- _Instructions to follow_:
Produce one exact copy of the records, no pictures.

- _Exercise materials_:
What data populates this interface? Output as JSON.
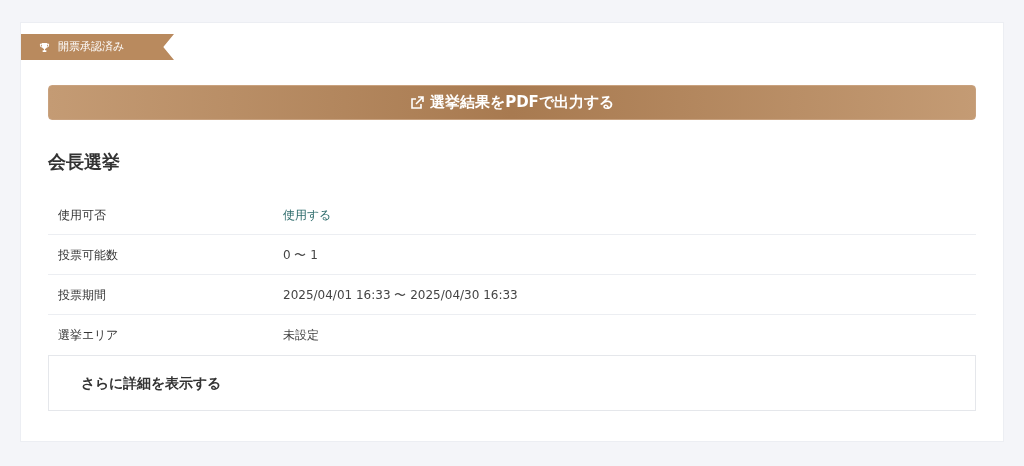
{
  "status_ribbon": {
    "label": "開票承認済み"
  },
  "export_button": {
    "label": "選挙結果をPDFで出力する"
  },
  "title": "会長選挙",
  "rows": [
    {
      "label": "使用可否",
      "value": "使用する",
      "kind": "link"
    },
    {
      "label": "投票可能数",
      "value": "0 〜 1",
      "kind": "text"
    },
    {
      "label": "投票期間",
      "value": "2025/04/01 16:33 〜 2025/04/30 16:33",
      "kind": "text"
    },
    {
      "label": "選挙エリア",
      "value": "未設定",
      "kind": "text"
    }
  ],
  "more_details": {
    "label": "さらに詳細を表示する"
  }
}
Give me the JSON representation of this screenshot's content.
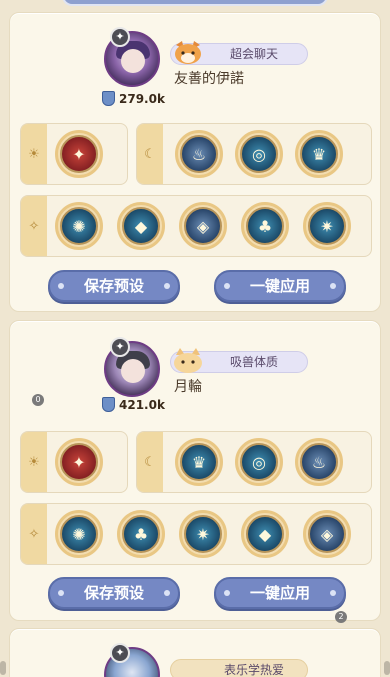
{
  "presets": [
    {
      "pet_tag": "超会聊天",
      "cookie_name": "友善的伊諾",
      "power": "279.0k",
      "buttons": {
        "save": "保存预设",
        "apply": "一键应用"
      }
    },
    {
      "pet_tag": "吸兽体质",
      "cookie_name": "月輪",
      "power": "421.0k",
      "buttons": {
        "save": "保存预设",
        "apply": "一键应用"
      }
    },
    {
      "pet_tag": "表乐学热爱"
    }
  ],
  "badges": {
    "card2_left": "0",
    "card2_right": "2"
  },
  "icons": {
    "sun": "sun-icon",
    "moon": "moon-icon",
    "star": "star-icon",
    "rank": "rank-emblem-icon",
    "power": "power-shield-icon"
  },
  "colors": {
    "button": "#7588c4",
    "background": "#efe6d1",
    "card": "#fbf7ea"
  }
}
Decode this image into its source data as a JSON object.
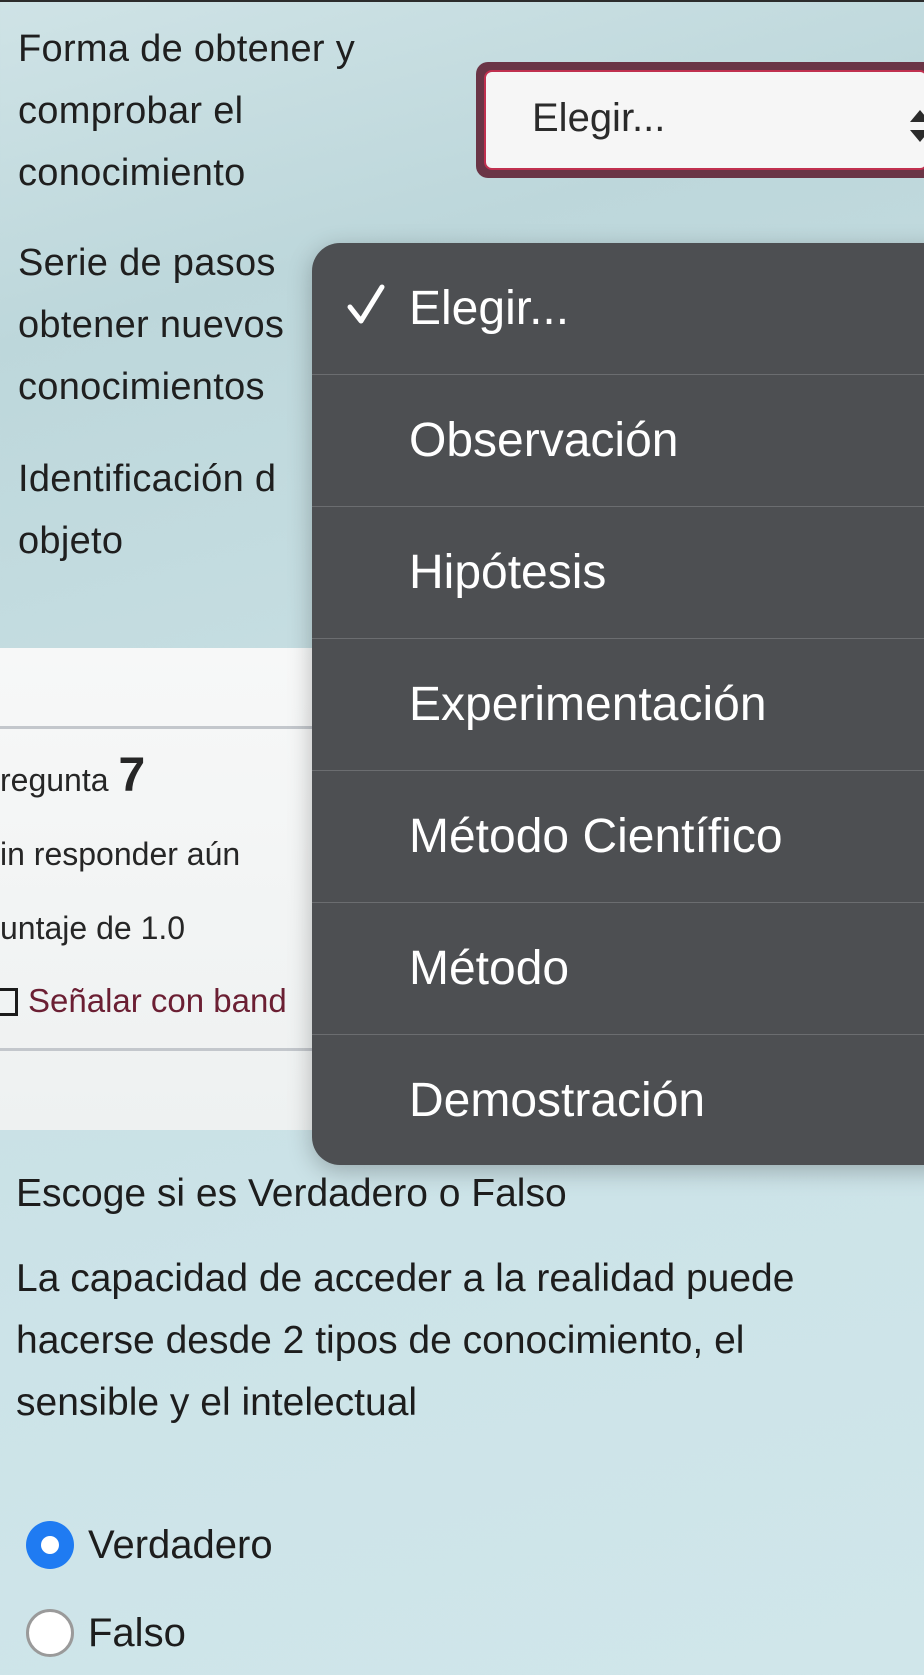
{
  "matching": {
    "rows": [
      {
        "label_lines": [
          "Forma de obtener y",
          "comprobar el",
          "conocimiento"
        ]
      },
      {
        "label_lines": [
          "Serie de pasos",
          "obtener nuevos",
          "conocimientos"
        ]
      },
      {
        "label_lines": [
          "Identificación d",
          "objeto"
        ]
      }
    ],
    "select_value": "Elegir..."
  },
  "question_info": {
    "question_word": "regunta",
    "question_number": "7",
    "status": "in responder aún",
    "score": "untaje de 1.0",
    "flag_label": "Señalar con band"
  },
  "dropdown": {
    "options": [
      {
        "label": "Elegir...",
        "selected": true
      },
      {
        "label": "Observación",
        "selected": false
      },
      {
        "label": "Hipótesis",
        "selected": false
      },
      {
        "label": "Experimentación",
        "selected": false
      },
      {
        "label": "Método Científico",
        "selected": false
      },
      {
        "label": "Método",
        "selected": false
      },
      {
        "label": "Demostración",
        "selected": false
      }
    ]
  },
  "question": {
    "instruction": "Escoge si es Verdadero o Falso",
    "text_lines": [
      "La capacidad de acceder a la realidad puede",
      "hacerse desde 2 tipos de conocimiento, el",
      "sensible y el intelectual"
    ],
    "options": [
      {
        "label": "Verdadero",
        "selected": true
      },
      {
        "label": "Falso",
        "selected": false
      }
    ]
  },
  "colors": {
    "accent_radio": "#1f7bf2",
    "menu_background": "#4d4f52",
    "select_focus_border": "#6a3546",
    "flag_text": "#6b1f33"
  }
}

- _Completed exercise_:
What data populates this interface? Output as JSON.
{
  "status_ribbon": {
    "label": "開票承認済み"
  },
  "export_button": {
    "label": "選挙結果をPDFで出力する"
  },
  "title": "会長選挙",
  "rows": [
    {
      "label": "使用可否",
      "value": "使用する",
      "kind": "link"
    },
    {
      "label": "投票可能数",
      "value": "0 〜 1",
      "kind": "text"
    },
    {
      "label": "投票期間",
      "value": "2025/04/01 16:33 〜 2025/04/30 16:33",
      "kind": "text"
    },
    {
      "label": "選挙エリア",
      "value": "未設定",
      "kind": "text"
    }
  ],
  "more_details": {
    "label": "さらに詳細を表示する"
  }
}
Give me the JSON representation of this screenshot's content.
{
  "presets": [
    {
      "pet_tag": "超会聊天",
      "cookie_name": "友善的伊諾",
      "power": "279.0k",
      "buttons": {
        "save": "保存预设",
        "apply": "一键应用"
      }
    },
    {
      "pet_tag": "吸兽体质",
      "cookie_name": "月輪",
      "power": "421.0k",
      "buttons": {
        "save": "保存预设",
        "apply": "一键应用"
      }
    },
    {
      "pet_tag": "表乐学热爱"
    }
  ],
  "badges": {
    "card2_left": "0",
    "card2_right": "2"
  },
  "icons": {
    "sun": "sun-icon",
    "moon": "moon-icon",
    "star": "star-icon",
    "rank": "rank-emblem-icon",
    "power": "power-shield-icon"
  },
  "colors": {
    "button": "#7588c4",
    "background": "#efe6d1",
    "card": "#fbf7ea"
  }
}
Decode this image into its source data as a JSON object.
{
  "matching": {
    "rows": [
      {
        "label_lines": [
          "Forma de obtener y",
          "comprobar el",
          "conocimiento"
        ]
      },
      {
        "label_lines": [
          "Serie de pasos",
          "obtener nuevos",
          "conocimientos"
        ]
      },
      {
        "label_lines": [
          "Identificación d",
          "objeto"
        ]
      }
    ],
    "select_value": "Elegir..."
  },
  "question_info": {
    "question_word": "regunta",
    "question_number": "7",
    "status": "in responder aún",
    "score": "untaje de 1.0",
    "flag_label": "Señalar con band"
  },
  "dropdown": {
    "options": [
      {
        "label": "Elegir...",
        "selected": true
      },
      {
        "label": "Observación",
        "selected": false
      },
      {
        "label": "Hipótesis",
        "selected": false
      },
      {
        "label": "Experimentación",
        "selected": false
      },
      {
        "label": "Método Científico",
        "selected": false
      },
      {
        "label": "Método",
        "selected": false
      },
      {
        "label": "Demostración",
        "selected": false
      }
    ]
  },
  "question": {
    "instruction": "Escoge si es Verdadero o Falso",
    "text_lines": [
      "La capacidad de acceder a la realidad puede",
      "hacerse desde 2 tipos de conocimiento, el",
      "sensible y el intelectual"
    ],
    "options": [
      {
        "label": "Verdadero",
        "selected": true
      },
      {
        "label": "Falso",
        "selected": false
      }
    ]
  },
  "colors": {
    "accent_radio": "#1f7bf2",
    "menu_background": "#4d4f52",
    "select_focus_border": "#6a3546",
    "flag_text": "#6b1f33"
  }
}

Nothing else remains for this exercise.